Fine Gael has officially launched its campaign for a Yes vote in the forthcoming referendum on divorce. The referendum will take place on Friday, 24th May – the same day as the Local and European Elections.
Fine Gael’s central campaign message is an appeal to voters to help reduce the emotional and financial distress experienced by couples who currently have to prove to a court that they have been separated for four out of the previous five years before they can apply for a divorce. The long separation period requirement means couples, often apply for a judicial separation or enter a separation agreement, to regularise their affairs before divorcing – doubling their legal costs.
The campaign was launched by the Director of Elections for the Referendum, Minister Josepha Madigan TD, and the Minister for Justice and Equality, Charlie Flanagan TD, along with Lisa Hughes, a person who has experienced judicial separation and divorce.
Giving his backing to a Yes vote, North Cork Fine Gael Councillor John Paul O’Shea said the current requirement for couples to be separated for four out of the last five years adds considerably to the emotional and financial pain and stress on those involved. “Four years is too long to live in legal and day-to-day limbo if your marriage has broken down irretrievably. That is why I’m urging people to vote Yes on Friday, 24th May,” Cllr. O’Shea said.
Minister Madigan, who as a backbencher introduced a private members’ bill seeking a referendum to reduce the separation period, said: “The current four-year wait period before someone can even apply for a divorce exacts an enormous toll on many people who are left unable to move on with their lives.
“They are often caught in a long-drawn out court process that only serves to increase acrimony in the long run. Family relationships become further strained, often beyond repair. This surely cannot be acceptable in modern Ireland. The law today traps couples in irretrievable failed relationships. Rather than supporting families, the current lengthy separation period requirement can damage them.”

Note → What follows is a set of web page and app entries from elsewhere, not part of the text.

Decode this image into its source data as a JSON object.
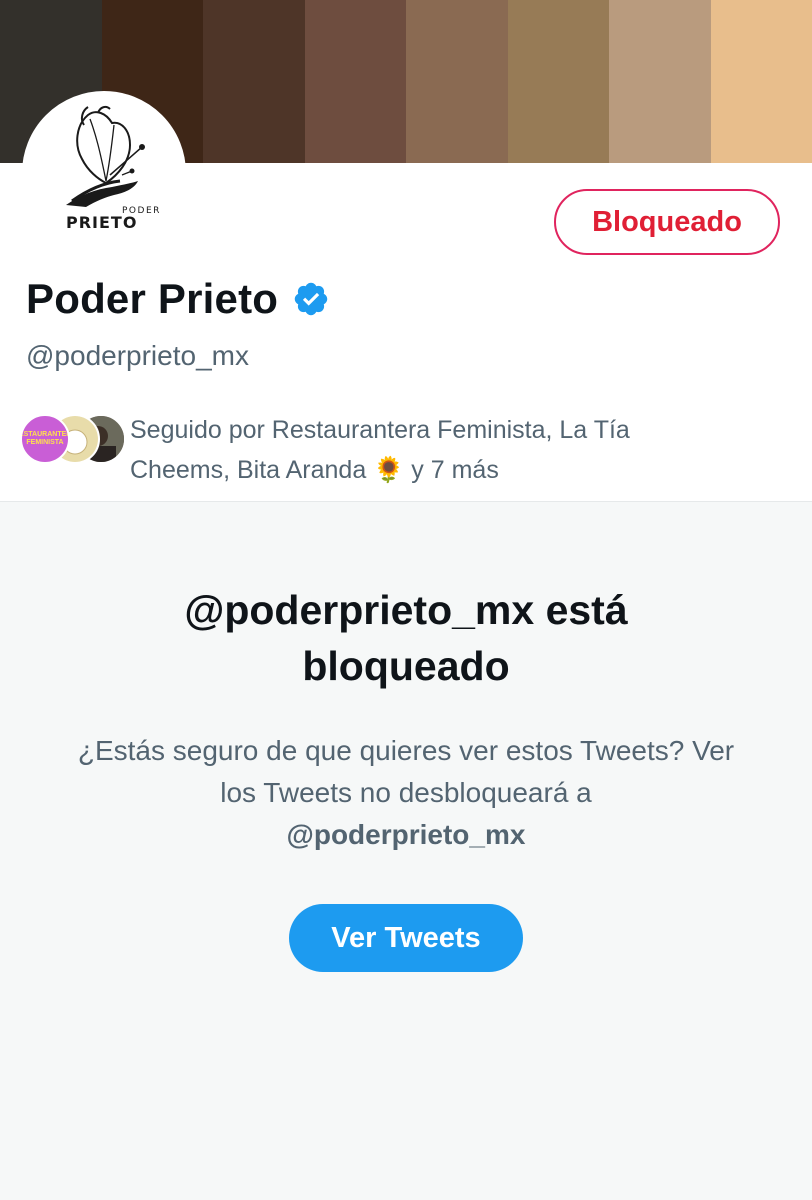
{
  "banner": {
    "colors": [
      "#33302b",
      "#3e2617",
      "#4e3528",
      "#6e4d3f",
      "#8a6a52",
      "#977b56",
      "#b99b7e",
      "#e8be8c"
    ]
  },
  "profile": {
    "avatar_logo_top": "PODER",
    "avatar_logo_bottom": "PRIETO",
    "block_button_label": "Bloqueado",
    "display_name": "Poder Prieto",
    "verified_icon": "verified-badge-icon",
    "handle": "@poderprieto_mx",
    "followed_by_prefix": "Seguido por Restaurantera Feminista, La Tía Cheems, Bita Aranda",
    "followed_by_emoji": "🌻",
    "followed_by_suffix": "y 7 más",
    "follower_avatar_1_text": "RESTAURANTERA FEMINISTA"
  },
  "blocked": {
    "title": "@poderprieto_mx está bloqueado",
    "description": "¿Estás seguro de que quieres ver estos Tweets? Ver los Tweets no desbloqueará a",
    "description_handle": "@poderprieto_mx",
    "view_button_label": "Ver Tweets"
  },
  "colors": {
    "accent": "#1d9bf0",
    "blocked_red": "#e01f35",
    "text_primary": "#0f1419",
    "text_secondary": "#536471"
  }
}
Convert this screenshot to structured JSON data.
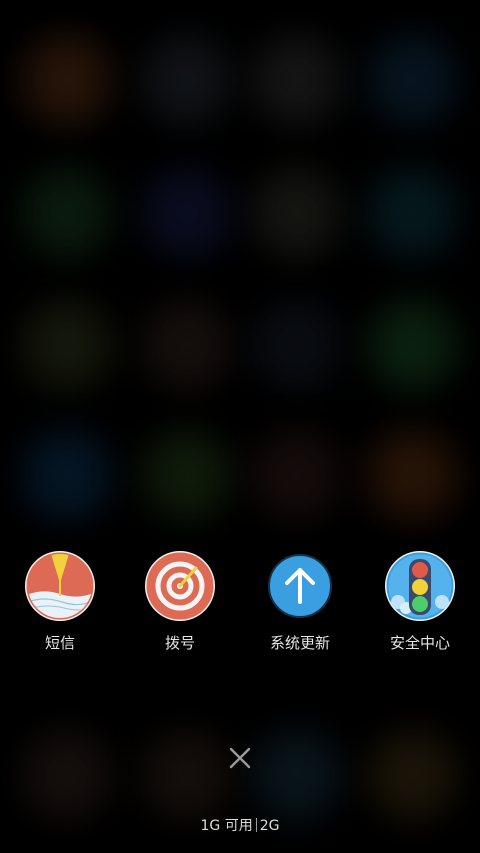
{
  "background": {
    "blobs": [
      {
        "color": "#6a3a1a"
      },
      {
        "color": "#2d3540"
      },
      {
        "color": "#3a3a3a"
      },
      {
        "color": "#123a58"
      },
      {
        "color": "#1e4a26"
      },
      {
        "color": "#1d2458"
      },
      {
        "color": "#3a3a32"
      },
      {
        "color": "#10434f"
      },
      {
        "color": "#3a4220"
      },
      {
        "color": "#3a2a24"
      },
      {
        "color": "#1b2332"
      },
      {
        "color": "#1f5a2c"
      },
      {
        "color": "#0f3d66"
      },
      {
        "color": "#2b4a1c"
      },
      {
        "color": "#3a2220"
      },
      {
        "color": "#6a3614"
      },
      {
        "color": "#3a2824"
      },
      {
        "color": "#3a2820"
      },
      {
        "color": "#1a3a4a"
      },
      {
        "color": "#4a3a18"
      }
    ]
  },
  "recent_apps": [
    {
      "label": "短信",
      "icon": "messaging-icon"
    },
    {
      "label": "拨号",
      "icon": "dialer-icon"
    },
    {
      "label": "系统更新",
      "icon": "system-update-icon"
    },
    {
      "label": "安全中心",
      "icon": "security-center-icon"
    }
  ],
  "close_icon": "close-icon",
  "memory": {
    "available": "1G 可用",
    "total": "2G"
  }
}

The Minister for Justice and Equality, Charlie Flanagan TD, who is responsible for the legislation, said: “Ireland has a very low divorce rate by international standards and that is very positive news. However, sadly in every part of Ireland, people’s marriages do break down irreparably and we want to help couples who find themselves in this sad situation.
“Our proposal involves retaining important constitutional protections: only a court may grant a divorce and the judge must be satisfied there is no reasonable prospect of reconciliation and proper provision has been made for children and dependents.”
The referendum will also ask people to agree to amend the constitutional provision governing the recognition of foreign divorces. The current provision dates from 1937 – at a time when divorce was illegal under the Constitution.
The proposal seeks to streamline the proposal so that the Oireachtas can regulate this area of law and address inconsistencies in the law. The Law Reform Commission will conduct an expert analysis of these issues in its next programme of law reform and legislation will follow, if the referendum is passed.